Endemic infection can shape exposure to novel pathogens: Pathogen co-occurrence networks in the Serengeti lions
|Author(s)||Fountain-Jones Nicholas M.1, Packer Craig2, Jacquot Maude3, Blanchet F. Guillaume4, Terio Karen5, Craft Meggan E.1|
|Affiliation(s)||1 : Univ Minnesota, Dept Vet Populat Med, 1365 Gortner Ave, St Paul, MN 55108 ,USA.
2 : Univ Minnesota, Dept Ecol Evolut & Behav, St Paul, MN 55408 ,USA.
3 : INRA, EPIA, UMR346, Epidemiol Malad Anim & Zoonot, F-63122 St Genes Champanelle, France.
4 : Univ Sherbrooke, Dept Biol, 2500 Blvd Univ, Sherbrooke, PQ J1K 2R1, Canada.
5 : Univ Illinois, Zool Pathol Program, Urbana, IL 61801 ,USA.
|Source||Ecology Letters (1461-023X) (Wiley), 2019-06 , Vol. 22 , N. 6 , P. 904-913|
|WOS© Times Cited||9|
|Keyword(s)||Babesia, calicivirus, canine distemper virus, co-infection, community assembly, coronavirus, feline immunodeficiency virus, parvovirus|

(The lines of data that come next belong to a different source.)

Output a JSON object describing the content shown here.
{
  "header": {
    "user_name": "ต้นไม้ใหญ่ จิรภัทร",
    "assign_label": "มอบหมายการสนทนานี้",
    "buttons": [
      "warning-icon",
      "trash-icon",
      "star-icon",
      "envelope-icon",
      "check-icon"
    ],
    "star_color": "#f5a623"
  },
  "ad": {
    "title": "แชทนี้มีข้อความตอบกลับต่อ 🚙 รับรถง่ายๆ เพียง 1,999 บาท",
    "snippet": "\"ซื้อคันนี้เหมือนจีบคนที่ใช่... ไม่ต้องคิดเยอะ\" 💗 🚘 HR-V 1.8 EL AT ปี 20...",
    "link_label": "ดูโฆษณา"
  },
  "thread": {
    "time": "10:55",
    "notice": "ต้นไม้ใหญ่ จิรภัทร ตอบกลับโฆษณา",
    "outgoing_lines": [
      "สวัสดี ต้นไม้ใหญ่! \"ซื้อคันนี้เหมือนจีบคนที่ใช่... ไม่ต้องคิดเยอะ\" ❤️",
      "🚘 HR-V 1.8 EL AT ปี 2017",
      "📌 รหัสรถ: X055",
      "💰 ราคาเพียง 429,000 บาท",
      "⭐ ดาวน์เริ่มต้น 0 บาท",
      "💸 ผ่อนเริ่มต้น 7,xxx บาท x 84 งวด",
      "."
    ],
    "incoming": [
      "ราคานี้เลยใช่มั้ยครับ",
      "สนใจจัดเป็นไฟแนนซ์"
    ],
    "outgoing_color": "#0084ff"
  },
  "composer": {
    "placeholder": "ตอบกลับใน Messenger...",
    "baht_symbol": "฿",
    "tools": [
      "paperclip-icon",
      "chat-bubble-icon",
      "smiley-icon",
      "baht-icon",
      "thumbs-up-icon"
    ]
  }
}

Pathogens are embedded in a complex network of microparasites that can collectively or individually alter disease dynamics and outcomes. Endemic pathogens that infect an individual in the first years of life, for example, can either facilitate or compete with subsequent pathogens thereby exacerbating or ameliorating morbidity and mortality. Pathogen associations are ubiquitous but poorly understood, particularly in wild populations. We report here on 10 years of serological and molecular data in African lions, leveraging comprehensive demographic and behavioural data to test if endemic pathogens shape subsequent infection by epidemic pathogens. We combine network and community ecology approaches to assess broad network structure and characterise associations between pathogens across spatial and temporal scales. We found significant non-random structure in the lion-pathogen co-occurrence network and identified both positive and negative associations between endemic and epidemic pathogens. Our results provide novel insights on the complex associations underlying pathogen co-occurrence networks.